Afterwards, we begin a breathing exercise. Sitting cross-legged, we stick out our tongues, dog-like, and pant while Mahny admonishes us for our British reserve. “Don’t be shy! Really stick those tongues out!” Bramble, returning from her investigation of the shoe rack, stands squarely in front of me, staring in a way that I can’t help but interpret as mocking. “Expect licks in the face,” warns Mahny, “as your dogs start to engage with us and pick up on our energy. They will absorb our calm.” Sure enough, Bramble jumps up, pushing her face into mine, perhaps suspecting that I have lost my mind. Around the room, dogs return to their owners and slowly a spooky stillness descends.
As we go into downward-facing dog, I close my eyes and attempt to enter the moment, but my zen-like calm is disrupted by my friend Lisa, who despite being a far more experienced yoga practitioner than me, has nevertheless allowed herself to be distracted by something and has begun to giggle uncontrollably. I turn to see two small dogs enthusiastically humping, inches from Lisa’s face. Luckily for Lisa, everybody moving into boat pose proves adequately diverting and the canine couple, suddenly indifferent to one another, trot off in opposite directions.

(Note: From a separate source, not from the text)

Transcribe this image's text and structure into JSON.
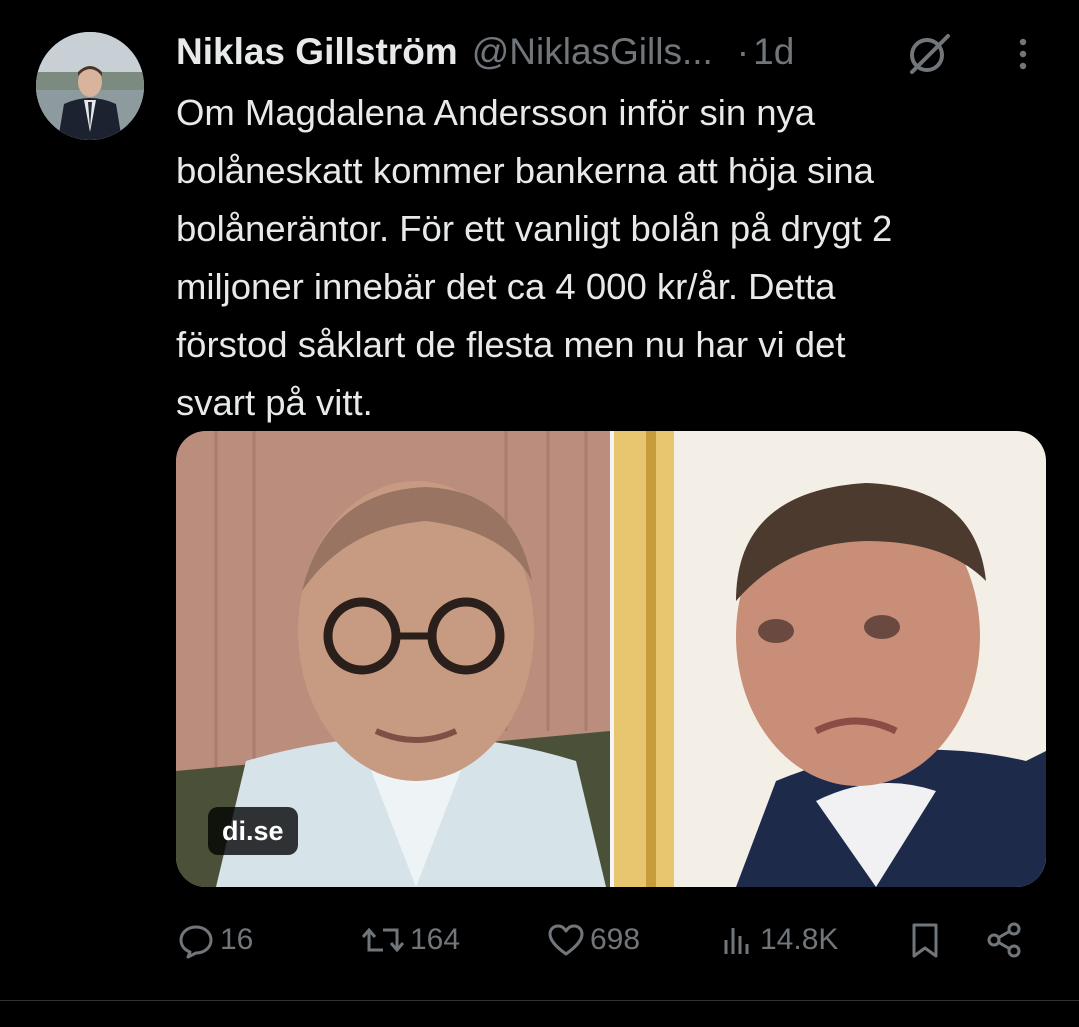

“If your dog is near you, and if they want to join you, take your dog onto your lap as we hold boat pose,” instructs Mahny. Bramble has, in fact, been sitting at the end of my yoga mat for the past 10 minutes, looking back and forth from me to the rest of the room in complete bafflement. However, as other dogs hop onto their owners' laps, Bramble gets the picture and dutifully joins in, sitting on me quietly as I, woefully inflexible and severely lacking in core strength, struggle to hold the pose.
As the class ends, we lie on our backs and picture ourselves rooted to the Earth. Mahny says that she will sound a bell, signalling a moment of outer-body serenity. The dogs, evidently interpreting the bell differently, immediately start to bark en masse.
It takes about three or four sessions, Mahny says, for the dogs to become accustomed to doga. I did have fun, and I think Bramble did too, extreme confusion aside. Having dogs suddenly crash into you while you balance on one leg is distracting and if you’re a serious yogi looking to perfect your destroyer of the universe pose, doga might not be for you – but then that was probably already obvious.
What I love about dogs is their perfect mixture of uncanny intelligence and remarkable idiocy, their relentless ability to live in the moment (very zen) and their unwavering sincerity. Doga brought all that out, and then some. I felt quite silly, if I’m being truthful, but if Bramble thought as much, she definitely didn’t care.